(Excerpts from an interface dataset)
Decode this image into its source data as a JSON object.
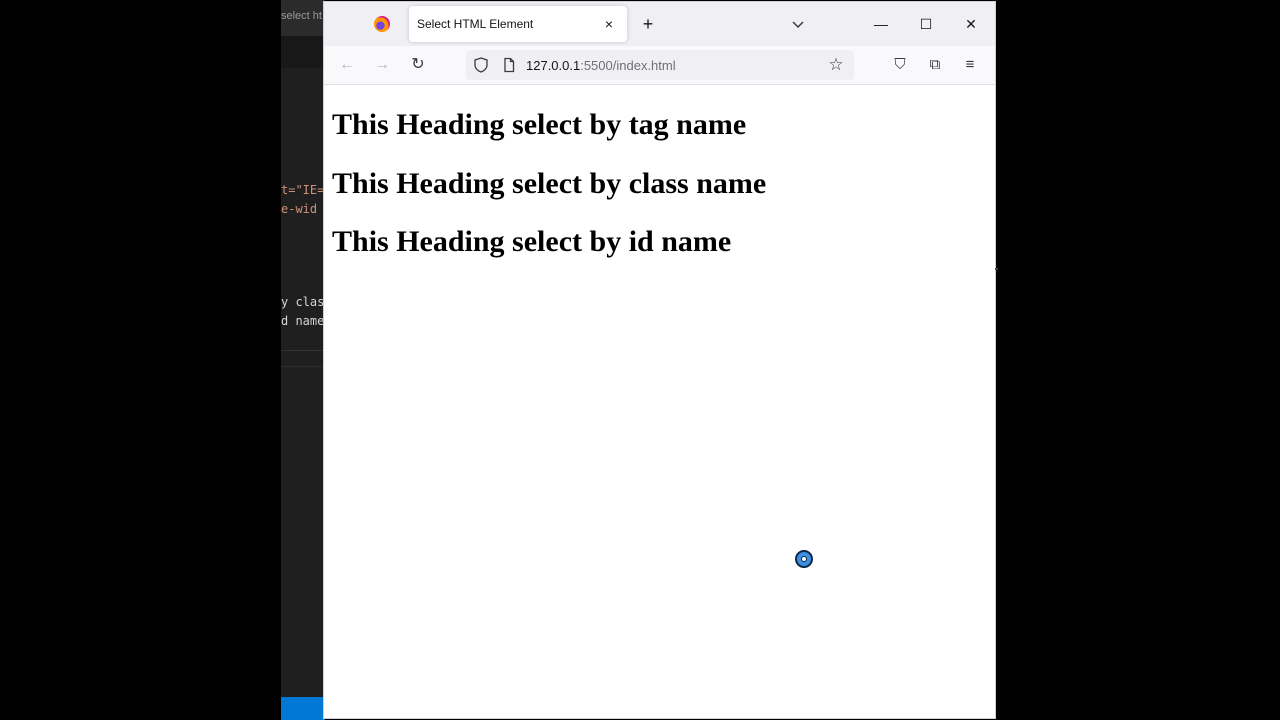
{
  "editor": {
    "title_fragment": "select ht",
    "code_lines": [
      {
        "text": "t=\"IE=",
        "color": "#ce9178"
      },
      {
        "text": "e-wid",
        "color": "#ce9178"
      },
      {
        "text": "y clas",
        "color": "#d4d4d4"
      },
      {
        "text": "d name",
        "color": "#d4d4d4"
      }
    ]
  },
  "browser": {
    "tab": {
      "title": "Select HTML Element",
      "close_icon": "×"
    },
    "new_tab_icon": "+",
    "window_controls": {
      "minimize": "—",
      "maximize": "☐",
      "close": "✕"
    },
    "nav": {
      "back": "←",
      "forward": "→",
      "reload": "↻"
    },
    "url": {
      "host": "127.0.0.1",
      "rest": ":5500/index.html"
    },
    "toolbar": {
      "bookmark": "☆",
      "pocket": "⛉",
      "extensions": "⧉",
      "menu": "≡"
    }
  },
  "page": {
    "headings": [
      "This Heading select by tag name",
      "This Heading select by class name",
      "This Heading select by id name"
    ]
  }
}
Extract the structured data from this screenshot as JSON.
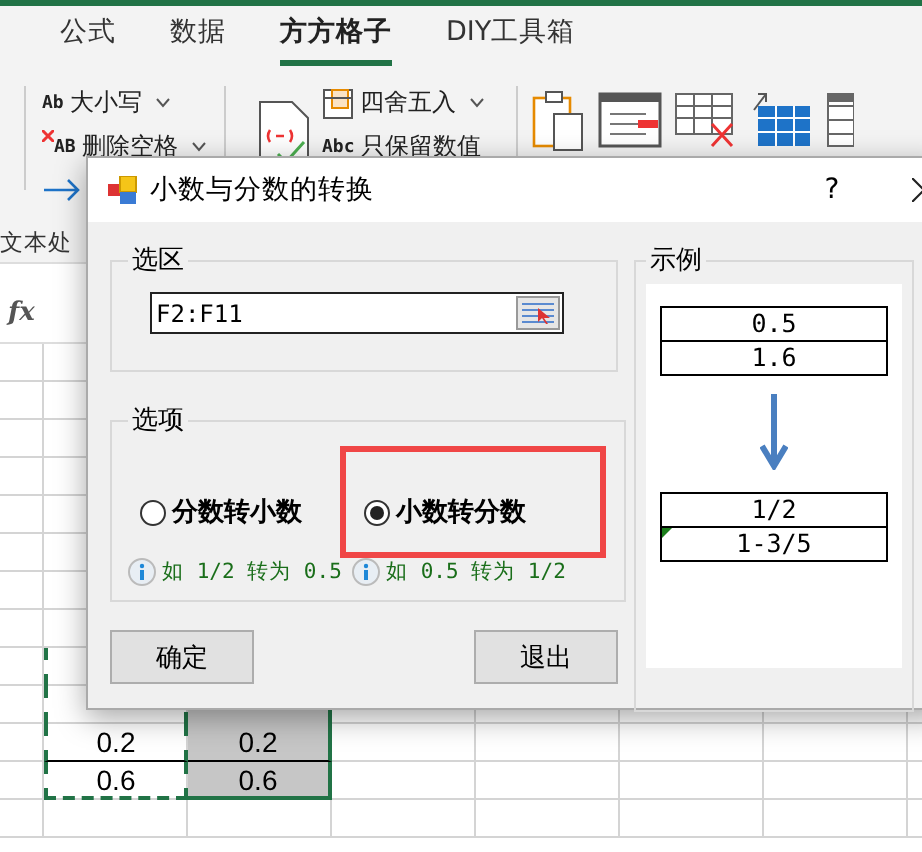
{
  "ribbon_tabs": [
    {
      "label": "公式",
      "selected": false
    },
    {
      "label": "数据",
      "selected": false
    },
    {
      "label": "方方格子",
      "selected": true
    },
    {
      "label": "DIY工具箱",
      "selected": false
    }
  ],
  "ribbon_commands": [
    {
      "icon_text": "Ab",
      "label": "大小写",
      "dropdown": true
    },
    {
      "icon_text": "AB",
      "label": "删除空格",
      "dropdown": true
    },
    {
      "label": "四舍五入",
      "dropdown": true
    },
    {
      "icon_text": "Abc",
      "label": "只保留数值",
      "dropdown": false
    }
  ],
  "ribbon_group_label": "文本处",
  "formula_bar": {
    "function_label": "fx"
  },
  "sheet_rows": [
    {
      "column_b": "0.2",
      "column_c": "0.2"
    },
    {
      "column_b": "0.6",
      "column_c": "0.6"
    }
  ],
  "dialog": {
    "title": "小数与分数的转换",
    "help": "?",
    "range_group": {
      "legend": "选区",
      "range": "F2:F11"
    },
    "options_group": {
      "legend": "选项",
      "options": [
        {
          "label": "分数转小数",
          "selected": false,
          "highlighted": false,
          "hint": "如 1/2 转为 0.5"
        },
        {
          "label": "小数转分数",
          "selected": true,
          "highlighted": true,
          "hint": "如 0.5 转为 1/2"
        }
      ]
    },
    "buttons": [
      "确定",
      "退出"
    ],
    "example_group": {
      "legend": "示例",
      "before": [
        {
          "text": "0.5",
          "flagged": false
        },
        {
          "text": "1.6",
          "flagged": false
        }
      ],
      "after": [
        {
          "text": "1/2",
          "flagged": false
        },
        {
          "text": "1-3/5",
          "flagged": true
        }
      ]
    }
  }
}
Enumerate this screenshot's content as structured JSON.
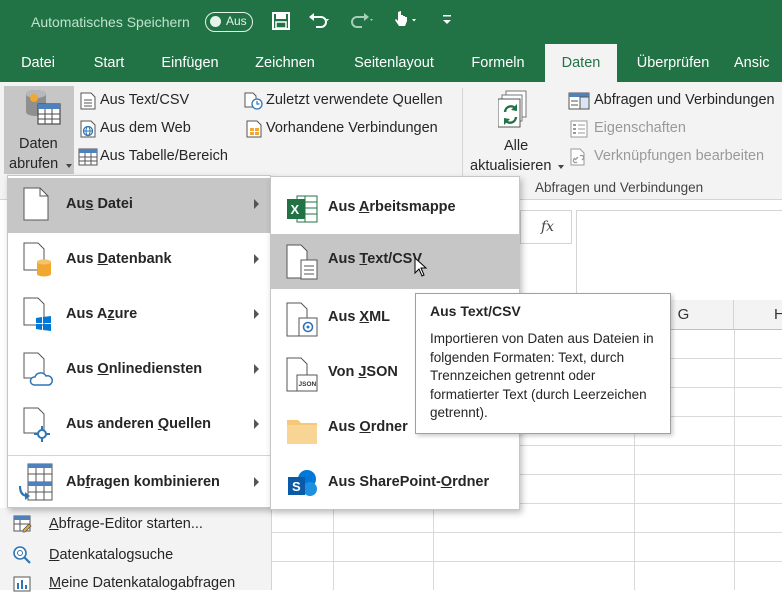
{
  "titlebar": {
    "autosave_label": "Automatisches Speichern",
    "autosave_state": "Aus"
  },
  "tabs": [
    {
      "label": "Datei"
    },
    {
      "label": "Start"
    },
    {
      "label": "Einfügen"
    },
    {
      "label": "Zeichnen"
    },
    {
      "label": "Seitenlayout"
    },
    {
      "label": "Formeln"
    },
    {
      "label": "Daten",
      "active": true
    },
    {
      "label": "Überprüfen"
    },
    {
      "label": "Ansic"
    }
  ],
  "ribbon": {
    "get_data_line1": "Daten",
    "get_data_line2": "abrufen",
    "from_text_csv": "Aus Text/CSV",
    "from_web": "Aus dem Web",
    "from_table": "Aus Tabelle/Bereich",
    "recent_sources": "Zuletzt verwendete Quellen",
    "existing_connections": "Vorhandene Verbindungen",
    "refresh_all_line1": "Alle",
    "refresh_all_line2": "aktualisieren",
    "queries_connections": "Abfragen und Verbindungen",
    "properties": "Eigenschaften",
    "edit_links": "Verknüpfungen bearbeiten",
    "group_queries_label": "Abfragen und Verbindungen"
  },
  "formula_bar": {
    "fx": "fx"
  },
  "columns": [
    {
      "label": "G"
    },
    {
      "label": "H"
    }
  ],
  "menu1": {
    "items": [
      {
        "pre": "Au",
        "key": "s",
        "post": " Datei",
        "highlighted": true
      },
      {
        "pre": "Aus ",
        "key": "D",
        "post": "atenbank"
      },
      {
        "pre": "Aus A",
        "key": "z",
        "post": "ure"
      },
      {
        "pre": "Aus ",
        "key": "O",
        "post": "nlinediensten"
      },
      {
        "pre": "Aus anderen ",
        "key": "Q",
        "post": "uellen"
      },
      {
        "pre": "Ab",
        "key": "f",
        "post": "ragen kombinieren"
      }
    ]
  },
  "bottom_list": {
    "items": [
      {
        "pre": "",
        "key": "A",
        "post": "bfrage-Editor starten..."
      },
      {
        "pre": "",
        "key": "D",
        "post": "atenkatalogsuche"
      },
      {
        "pre": "",
        "key": "M",
        "post": "eine Datenkatalogabfragen"
      }
    ]
  },
  "menu2": {
    "items": [
      {
        "pre": "Aus ",
        "key": "A",
        "post": "rbeitsmappe"
      },
      {
        "pre": "Aus ",
        "key": "T",
        "post": "ext/CSV",
        "highlighted": true
      },
      {
        "pre": "Aus ",
        "key": "X",
        "post": "ML"
      },
      {
        "pre": "Von ",
        "key": "J",
        "post": "SON"
      },
      {
        "pre": "Aus ",
        "key": "O",
        "post": "rdner"
      },
      {
        "pre": "Aus SharePoint-",
        "key": "O",
        "post": "rdner"
      }
    ]
  },
  "tooltip": {
    "title": "Aus Text/CSV",
    "body": "Importieren von Daten aus Dateien in folgenden Formaten: Text, durch Trennzeichen getrennt oder formatierter Text (durch Leerzeichen getrennt)."
  },
  "colors": {
    "brand_green": "#217346",
    "ribbon_bg": "#f3f3f3",
    "menu_highlight": "#c6c6c6"
  }
}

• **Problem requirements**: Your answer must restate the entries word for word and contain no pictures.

• **Solved exercise**:
Decode this image into its source data as a JSON object.
{
  "editor": {
    "title_fragment": "select ht",
    "code_lines": [
      {
        "text": "t=\"IE=",
        "color": "#ce9178"
      },
      {
        "text": "e-wid",
        "color": "#ce9178"
      },
      {
        "text": "y clas",
        "color": "#d4d4d4"
      },
      {
        "text": "d name",
        "color": "#d4d4d4"
      }
    ]
  },
  "browser": {
    "tab": {
      "title": "Select HTML Element",
      "close_icon": "×"
    },
    "new_tab_icon": "+",
    "window_controls": {
      "minimize": "—",
      "maximize": "☐",
      "close": "✕"
    },
    "nav": {
      "back": "←",
      "forward": "→",
      "reload": "↻"
    },
    "url": {
      "host": "127.0.0.1",
      "rest": ":5500/index.html"
    },
    "toolbar": {
      "bookmark": "☆",
      "pocket": "⛉",
      "extensions": "⧉",
      "menu": "≡"
    }
  },
  "page": {
    "headings": [
      "This Heading select by tag name",
      "This Heading select by class name",
      "This Heading select by id name"
    ]
  }
}
Extract the structured data from this screenshot as JSON.
{
  "ribbon_tabs": [
    {
      "label": "公式",
      "selected": false
    },
    {
      "label": "数据",
      "selected": false
    },
    {
      "label": "方方格子",
      "selected": true
    },
    {
      "label": "DIY工具箱",
      "selected": false
    }
  ],
  "ribbon_commands": [
    {
      "icon_text": "Ab",
      "label": "大小写",
      "dropdown": true
    },
    {
      "icon_text": "AB",
      "label": "删除空格",
      "dropdown": true
    },
    {
      "label": "四舍五入",
      "dropdown": true
    },
    {
      "icon_text": "Abc",
      "label": "只保留数值",
      "dropdown": false
    }
  ],
  "ribbon_group_label": "文本处",
  "formula_bar": {
    "function_label": "fx"
  },
  "sheet_rows": [
    {
      "column_b": "0.2",
      "column_c": "0.2"
    },
    {
      "column_b": "0.6",
      "column_c": "0.6"
    }
  ],
  "dialog": {
    "title": "小数与分数的转换",
    "help": "?",
    "range_group": {
      "legend": "选区",
      "range": "F2:F11"
    },
    "options_group": {
      "legend": "选项",
      "options": [
        {
          "label": "分数转小数",
          "selected": false,
          "highlighted": false,
          "hint": "如 1/2 转为 0.5"
        },
        {
          "label": "小数转分数",
          "selected": true,
          "highlighted": true,
          "hint": "如 0.5 转为 1/2"
        }
      ]
    },
    "buttons": [
      "确定",
      "退出"
    ],
    "example_group": {
      "legend": "示例",
      "before": [
        {
          "text": "0.5",
          "flagged": false
        },
        {
          "text": "1.6",
          "flagged": false
        }
      ],
      "after": [
        {
          "text": "1/2",
          "flagged": false
        },
        {
          "text": "1-3/5",
          "flagged": true
        }
      ]
    }
  }
}
Enumerate this screenshot's content as structured JSON.
{
  "titlebar": {
    "autosave_label": "Automatisches Speichern",
    "autosave_state": "Aus"
  },
  "tabs": [
    {
      "label": "Datei"
    },
    {
      "label": "Start"
    },
    {
      "label": "Einfügen"
    },
    {
      "label": "Zeichnen"
    },
    {
      "label": "Seitenlayout"
    },
    {
      "label": "Formeln"
    },
    {
      "label": "Daten",
      "active": true
    },
    {
      "label": "Überprüfen"
    },
    {
      "label": "Ansic"
    }
  ],
  "ribbon": {
    "get_data_line1": "Daten",
    "get_data_line2": "abrufen",
    "from_text_csv": "Aus Text/CSV",
    "from_web": "Aus dem Web",
    "from_table": "Aus Tabelle/Bereich",
    "recent_sources": "Zuletzt verwendete Quellen",
    "existing_connections": "Vorhandene Verbindungen",
    "refresh_all_line1": "Alle",
    "refresh_all_line2": "aktualisieren",
    "queries_connections": "Abfragen und Verbindungen",
    "properties": "Eigenschaften",
    "edit_links": "Verknüpfungen bearbeiten",
    "group_queries_label": "Abfragen und Verbindungen"
  },
  "formula_bar": {
    "fx": "fx"
  },
  "columns": [
    {
      "label": "G"
    },
    {
      "label": "H"
    }
  ],
  "menu1": {
    "items": [
      {
        "pre": "Au",
        "key": "s",
        "post": " Datei",
        "highlighted": true
      },
      {
        "pre": "Aus ",
        "key": "D",
        "post": "atenbank"
      },
      {
        "pre": "Aus A",
        "key": "z",
        "post": "ure"
      },
      {
        "pre": "Aus ",
        "key": "O",
        "post": "nlinediensten"
      },
      {
        "pre": "Aus anderen ",
        "key": "Q",
        "post": "uellen"
      },
      {
        "pre": "Ab",
        "key": "f",
        "post": "ragen kombinieren"
      }
    ]
  },
  "bottom_list": {
    "items": [
      {
        "pre": "",
        "key": "A",
        "post": "bfrage-Editor starten..."
      },
      {
        "pre": "",
        "key": "D",
        "post": "atenkatalogsuche"
      },
      {
        "pre": "",
        "key": "M",
        "post": "eine Datenkatalogabfragen"
      }
    ]
  },
  "menu2": {
    "items": [
      {
        "pre": "Aus ",
        "key": "A",
        "post": "rbeitsmappe"
      },
      {
        "pre": "Aus ",
        "key": "T",
        "post": "ext/CSV",
        "highlighted": true
      },
      {
        "pre": "Aus ",
        "key": "X",
        "post": "ML"
      },
      {
        "pre": "Von ",
        "key": "J",
        "post": "SON"
      },
      {
        "pre": "Aus ",
        "key": "O",
        "post": "rdner"
      },
      {
        "pre": "Aus SharePoint-",
        "key": "O",
        "post": "rdner"
      }
    ]
  },
  "tooltip": {
    "title": "Aus Text/CSV",
    "body": "Importieren von Daten aus Dateien in folgenden Formaten: Text, durch Trennzeichen getrennt oder formatierter Text (durch Leerzeichen getrennt)."
  },
  "colors": {
    "brand_green": "#217346",
    "ribbon_bg": "#f3f3f3",
    "menu_highlight": "#c6c6c6"
  }
}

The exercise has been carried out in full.